Sustainable Energy should be an option for all residents
By Eloise Parrab, Land Lease Communities Officer at the Tenants' Union of NSW
At the Tenants’ Union we are increasingly receiving calls from home owners who are finding roadblocks in the way of switching their homes to renewable energy in the form of rooftop solar panels. There are government programs available in NSW at the moment that make switching to solar energy an affordable option for many home owners in land lease communities. Unfortunately it’s not always an easy path if you want to have solar panels installed on your home.
Installing solar panels on your home requires the consent of the operator as it is considered an addition to the home under the Residential (Land Lease) Communities Act 2013. The operator’s consent cannot be unreasonably withheld and when consent is refused a home owner may need to do further investigation to determine if this is reasonable or not.
In some communities there are homes that already have solar installed. Furthermore, as solar becomes more popular and more affordable, increasing numbers of home owners wish to go down this path. However many operators are finding that their electricity infrastructure cannot cope – because it is old and poorly maintained. In those communities home owners are being refused consent to install solar panels and those that already have solar installed are being told they cannot add additional panels or repair broken panels.
The operator is responsible for the community’s utility infrastructure repairs, maintenance and necessary upgrades to ensure compliance with Australia Standards. Where there are solar panels being used in the community there needs to be a centralised protection system if the solar inverter capacity is to exceed 30 kW. The centralised protection system is a requirement under Australian Standard AS/NZS477.1. The 30kW capacity applies to both an individual home owner’s solar capacity and the total capacity of all solar installations in the community sharing the cabling and point of connection. In many communities we are finding that there is no centralised protection system and therefore home owners are being refused consent.
Some communities have a term in the site agreement about solar panels and in others there are community rules around the use of solar. The wording of this term or rule is often: “If you have installed or install solar panels we will not be liable to compensate you for any electricity that the solar panels feed back into our grid. We may disconnect the solar panels from our infrastructure if we are of the view that the solar panels are contributing to a deterioration of our infrastructure or are placing an unacceptable load on our infrastructure. We must give you 7 days notice of our intention to disconnect, which disconnection cost will be at your cost unless we agree to pay for it.”

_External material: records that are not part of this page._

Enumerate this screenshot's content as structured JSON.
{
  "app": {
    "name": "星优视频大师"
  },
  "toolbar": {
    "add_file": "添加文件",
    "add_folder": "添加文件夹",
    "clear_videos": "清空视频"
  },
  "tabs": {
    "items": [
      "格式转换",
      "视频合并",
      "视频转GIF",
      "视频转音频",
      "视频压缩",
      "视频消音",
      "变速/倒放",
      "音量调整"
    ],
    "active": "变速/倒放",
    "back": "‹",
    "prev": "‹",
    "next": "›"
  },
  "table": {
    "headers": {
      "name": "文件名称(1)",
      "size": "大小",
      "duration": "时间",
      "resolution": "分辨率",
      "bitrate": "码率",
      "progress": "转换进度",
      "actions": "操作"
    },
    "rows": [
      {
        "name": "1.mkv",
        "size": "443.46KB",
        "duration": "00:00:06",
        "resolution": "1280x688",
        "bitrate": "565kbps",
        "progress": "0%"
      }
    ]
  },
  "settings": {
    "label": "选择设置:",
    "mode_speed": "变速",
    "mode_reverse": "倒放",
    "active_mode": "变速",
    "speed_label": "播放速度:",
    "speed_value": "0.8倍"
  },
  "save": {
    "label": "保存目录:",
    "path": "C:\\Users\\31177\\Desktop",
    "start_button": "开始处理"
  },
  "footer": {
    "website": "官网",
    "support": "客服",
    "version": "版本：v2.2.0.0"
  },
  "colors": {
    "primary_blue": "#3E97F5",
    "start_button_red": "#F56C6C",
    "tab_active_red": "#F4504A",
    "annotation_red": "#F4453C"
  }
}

We believe these additional terms and community rules should be prohibited and the NSW Government should legislate that home owners have a right to install solar panels on their home unless the operator can establish that this type of infrastructure is not suitable in the community. In addition there needs to be incentive programs established for operators in land lease communities to make changes to infrastructure to ensure it is friendly for sustainable energy.
Essential Energy, which is one of the 3 electrical distributors in NSW and covers the majority of regional and rural NSW customers, is looking at changes that can be made to help the system cope with the increase in the uptake of solar by their customers. Storage is crucial to allow solar energy to be stored for use during the evening when there is peak usage. One option for storage is behind- the-meter batteries, which are purchased by the household. There are two other types of batteries: batteries located on power poles and community batteries. If there is investment in power pole and community batteries then Essential Energy research shows we only need 32kmx32km of solar panels to power Australia. This is possible with batteries and large-scale energy storage schemes like pumped hydro.

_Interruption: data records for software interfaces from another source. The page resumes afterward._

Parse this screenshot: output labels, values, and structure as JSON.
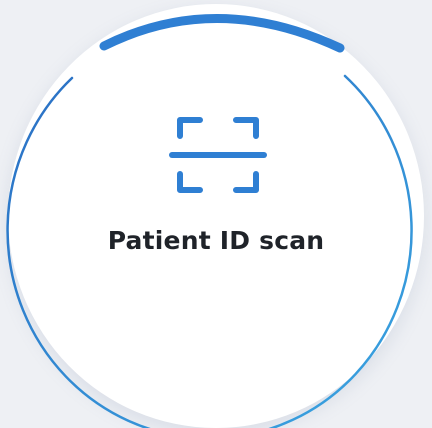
{
  "scan_button": {
    "label": "Patient ID scan",
    "icon": "scan-icon"
  },
  "colors": {
    "accent": "#2f7fd3",
    "ring_light": "#3aa0e0",
    "label": "#1f2329",
    "background": "#eef0f4",
    "disc": "#ffffff"
  }
}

Power pole and community batteries seem like viable options for land lease communities. If there were incentives for operators then these types of electricity storage options could work well within land lease communities. The NSW Government’s report into the Statutory Review of Residential (Land Lease) Communities Act 2013 recommended that further work be done to remove the barriers for home owners wanting to switch to renewable energy.
Brand new purpose built land lease communities have the ability to build sustainable energy sources into the community at the time of development. In Melbourne there is a land lease community that is being built with integrated solar and its own centralised battery micro grid. We would like to see this as a planning requirement for any future land lease communities built in NSW. Minimum energy requirements for brand new manufactured homes should also be included.
Australian Story on ABC recently aired an episode, ‘The Transformer,’ looking at a community in NSW where they are working on a project to electrify the whole suburb and power it with renewables. It follows Saul Griffith, an Australian that is helping shape the world’s approach to managing the energy transition. If you are interested in learning more you can watch the episode on ABC iveiw. Project Electricity 2515 also has a website with more details: electrify2515.org
Many appliances in homes in land lease communities are run on gas. Part of the switch to renewable energy also means switching from gas appliances to electric appliances. The Government currently has a program providing incentives to people to switch from gas hot water to electric heat pumps. The same program is also providing incentives to switch household lights to LED and upgrade air conditioners. You can find out more at: www.energy.nsw.gov.au/households/rebates-grants-and-schemes
If residents of RLLCs continue to face barriers in switching to renewable energy then as energy costs rise it could mean they are left with crippling energy bills. We want to see sustainable energy options available for all home owners. This will require collaboration between home owners, operators and government.
This article was published in Outasite magazine issue 9. Outasite is published once or twice annually. Outasite Lite email newsletter is sent several times a year – subscribe here. All past issues are available in the archive.